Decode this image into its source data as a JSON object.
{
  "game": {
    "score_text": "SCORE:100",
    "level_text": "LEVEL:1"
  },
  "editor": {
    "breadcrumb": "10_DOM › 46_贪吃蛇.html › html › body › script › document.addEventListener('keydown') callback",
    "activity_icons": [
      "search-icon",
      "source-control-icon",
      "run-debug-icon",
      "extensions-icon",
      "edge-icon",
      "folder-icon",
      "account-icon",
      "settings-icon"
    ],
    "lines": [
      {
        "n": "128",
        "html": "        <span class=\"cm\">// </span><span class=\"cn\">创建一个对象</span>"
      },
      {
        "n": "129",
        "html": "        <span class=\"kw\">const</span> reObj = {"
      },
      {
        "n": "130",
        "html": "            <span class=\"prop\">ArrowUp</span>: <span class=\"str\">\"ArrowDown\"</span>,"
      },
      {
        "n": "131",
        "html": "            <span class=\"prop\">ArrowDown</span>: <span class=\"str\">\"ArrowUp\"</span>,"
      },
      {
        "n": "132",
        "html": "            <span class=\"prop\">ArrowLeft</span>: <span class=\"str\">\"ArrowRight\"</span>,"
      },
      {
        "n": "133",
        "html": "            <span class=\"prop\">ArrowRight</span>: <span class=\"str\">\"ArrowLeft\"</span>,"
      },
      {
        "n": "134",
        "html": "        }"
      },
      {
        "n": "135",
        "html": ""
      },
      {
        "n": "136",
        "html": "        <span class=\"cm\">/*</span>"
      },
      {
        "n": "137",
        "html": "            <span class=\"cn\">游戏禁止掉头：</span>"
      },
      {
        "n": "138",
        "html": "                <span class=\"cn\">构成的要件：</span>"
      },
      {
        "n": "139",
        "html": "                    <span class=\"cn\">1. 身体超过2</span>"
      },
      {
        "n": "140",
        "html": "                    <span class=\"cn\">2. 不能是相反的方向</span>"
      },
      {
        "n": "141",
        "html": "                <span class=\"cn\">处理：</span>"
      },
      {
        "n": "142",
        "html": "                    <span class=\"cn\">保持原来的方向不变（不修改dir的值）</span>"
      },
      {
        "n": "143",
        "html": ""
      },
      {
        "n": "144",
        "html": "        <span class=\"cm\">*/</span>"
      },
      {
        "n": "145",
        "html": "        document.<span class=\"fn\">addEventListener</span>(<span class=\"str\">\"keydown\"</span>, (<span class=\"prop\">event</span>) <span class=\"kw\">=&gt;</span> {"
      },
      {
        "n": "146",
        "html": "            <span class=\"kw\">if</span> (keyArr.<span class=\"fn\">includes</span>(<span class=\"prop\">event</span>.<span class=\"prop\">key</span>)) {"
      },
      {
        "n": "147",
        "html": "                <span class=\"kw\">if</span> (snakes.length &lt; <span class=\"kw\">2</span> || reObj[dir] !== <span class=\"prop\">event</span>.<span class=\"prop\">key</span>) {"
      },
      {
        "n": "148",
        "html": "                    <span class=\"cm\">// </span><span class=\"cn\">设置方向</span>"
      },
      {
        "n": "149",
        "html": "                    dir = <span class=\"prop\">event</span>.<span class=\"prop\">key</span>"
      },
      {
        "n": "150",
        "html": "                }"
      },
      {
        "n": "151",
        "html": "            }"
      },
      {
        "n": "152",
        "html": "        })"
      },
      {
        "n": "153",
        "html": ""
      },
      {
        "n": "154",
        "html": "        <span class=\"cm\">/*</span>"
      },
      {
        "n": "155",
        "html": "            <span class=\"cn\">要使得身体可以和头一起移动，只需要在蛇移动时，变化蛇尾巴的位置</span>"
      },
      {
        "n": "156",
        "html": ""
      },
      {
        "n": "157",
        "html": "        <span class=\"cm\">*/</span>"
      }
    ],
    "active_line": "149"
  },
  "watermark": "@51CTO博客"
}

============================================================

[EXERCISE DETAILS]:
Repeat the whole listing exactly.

[RESULT]:
Decode this image into its source data as a JSON object.
{
  "game": {
    "score_text": "SCORE:100",
    "level_text": "LEVEL:1"
  },
  "editor": {
    "breadcrumb": "10_DOM › 46_贪吃蛇.html › html › body › script › document.addEventListener('keydown') callback",
    "activity_icons": [
      "search-icon",
      "source-control-icon",
      "run-debug-icon",
      "extensions-icon",
      "edge-icon",
      "folder-icon",
      "account-icon",
      "settings-icon"
    ],
    "lines": [
      {
        "n": "128",
        "html": "        <span class=\"cm\">// </span><span class=\"cn\">创建一个对象</span>"
      },
      {
        "n": "129",
        "html": "        <span class=\"kw\">const</span> reObj = {"
      },
      {
        "n": "130",
        "html": "            <span class=\"prop\">ArrowUp</span>: <span class=\"str\">\"ArrowDown\"</span>,"
      },
      {
        "n": "131",
        "html": "            <span class=\"prop\">ArrowDown</span>: <span class=\"str\">\"ArrowUp\"</span>,"
      },
      {
        "n": "132",
        "html": "            <span class=\"prop\">ArrowLeft</span>: <span class=\"str\">\"ArrowRight\"</span>,"
      },
      {
        "n": "133",
        "html": "            <span class=\"prop\">ArrowRight</span>: <span class=\"str\">\"ArrowLeft\"</span>,"
      },
      {
        "n": "134",
        "html": "        }"
      },
      {
        "n": "135",
        "html": ""
      },
      {
        "n": "136",
        "html": "        <span class=\"cm\">/*</span>"
      },
      {
        "n": "137",
        "html": "            <span class=\"cn\">游戏禁止掉头：</span>"
      },
      {
        "n": "138",
        "html": "                <span class=\"cn\">构成的要件：</span>"
      },
      {
        "n": "139",
        "html": "                    <span class=\"cn\">1. 身体超过2</span>"
      },
      {
        "n": "140",
        "html": "                    <span class=\"cn\">2. 不能是相反的方向</span>"
      },
      {
        "n": "141",
        "html": "                <span class=\"cn\">处理：</span>"
      },
      {
        "n": "142",
        "html": "                    <span class=\"cn\">保持原来的方向不变（不修改dir的值）</span>"
      },
      {
        "n": "143",
        "html": ""
      },
      {
        "n": "144",
        "html": "        <span class=\"cm\">*/</span>"
      },
      {
        "n": "145",
        "html": "        document.<span class=\"fn\">addEventListener</span>(<span class=\"str\">\"keydown\"</span>, (<span class=\"prop\">event</span>) <span class=\"kw\">=&gt;</span> {"
      },
      {
        "n": "146",
        "html": "            <span class=\"kw\">if</span> (keyArr.<span class=\"fn\">includes</span>(<span class=\"prop\">event</span>.<span class=\"prop\">key</span>)) {"
      },
      {
        "n": "147",
        "html": "                <span class=\"kw\">if</span> (snakes.length &lt; <span class=\"kw\">2</span> || reObj[dir] !== <span class=\"prop\">event</span>.<span class=\"prop\">key</span>) {"
      },
      {
        "n": "148",
        "html": "                    <span class=\"cm\">// </span><span class=\"cn\">设置方向</span>"
      },
      {
        "n": "149",
        "html": "                    dir = <span class=\"prop\">event</span>.<span class=\"prop\">key</span>"
      },
      {
        "n": "150",
        "html": "                }"
      },
      {
        "n": "151",
        "html": "            }"
      },
      {
        "n": "152",
        "html": "        })"
      },
      {
        "n": "153",
        "html": ""
      },
      {
        "n": "154",
        "html": "        <span class=\"cm\">/*</span>"
      },
      {
        "n": "155",
        "html": "            <span class=\"cn\">要使得身体可以和头一起移动，只需要在蛇移动时，变化蛇尾巴的位置</span>"
      },
      {
        "n": "156",
        "html": ""
      },
      {
        "n": "157",
        "html": "        <span class=\"cm\">*/</span>"
      }
    ],
    "active_line": "149"
  },
  "watermark": "@51CTO博客"
}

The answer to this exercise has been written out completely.